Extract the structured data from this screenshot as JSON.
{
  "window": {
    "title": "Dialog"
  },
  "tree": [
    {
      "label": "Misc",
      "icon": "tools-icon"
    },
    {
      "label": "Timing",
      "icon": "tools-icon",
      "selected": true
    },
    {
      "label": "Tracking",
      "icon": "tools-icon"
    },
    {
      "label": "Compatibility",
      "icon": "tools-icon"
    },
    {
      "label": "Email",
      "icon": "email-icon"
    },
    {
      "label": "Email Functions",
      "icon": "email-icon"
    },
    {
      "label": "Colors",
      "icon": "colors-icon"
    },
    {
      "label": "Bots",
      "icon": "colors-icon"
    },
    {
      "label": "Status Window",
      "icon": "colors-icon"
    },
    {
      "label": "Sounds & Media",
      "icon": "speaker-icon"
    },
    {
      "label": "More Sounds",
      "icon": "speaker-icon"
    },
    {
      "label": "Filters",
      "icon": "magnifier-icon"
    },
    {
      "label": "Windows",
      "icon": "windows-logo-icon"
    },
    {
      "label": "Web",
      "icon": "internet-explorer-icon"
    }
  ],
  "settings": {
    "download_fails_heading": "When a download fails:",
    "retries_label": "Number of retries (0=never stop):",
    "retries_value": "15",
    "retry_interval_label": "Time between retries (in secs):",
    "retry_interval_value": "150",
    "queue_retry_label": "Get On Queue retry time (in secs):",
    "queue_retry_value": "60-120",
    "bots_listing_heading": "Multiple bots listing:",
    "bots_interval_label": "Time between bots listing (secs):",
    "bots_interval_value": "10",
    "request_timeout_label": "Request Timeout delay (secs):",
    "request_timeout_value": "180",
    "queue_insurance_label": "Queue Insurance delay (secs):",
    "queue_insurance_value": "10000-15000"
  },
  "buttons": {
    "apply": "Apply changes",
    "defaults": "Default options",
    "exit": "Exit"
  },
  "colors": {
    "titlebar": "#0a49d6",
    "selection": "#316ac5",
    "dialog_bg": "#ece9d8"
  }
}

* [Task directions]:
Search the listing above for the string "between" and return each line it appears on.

* [Task result]:
    "retry_interval_label": "Time between retries (in secs):",
    "bots_interval_label": "Time between bots listing (secs):",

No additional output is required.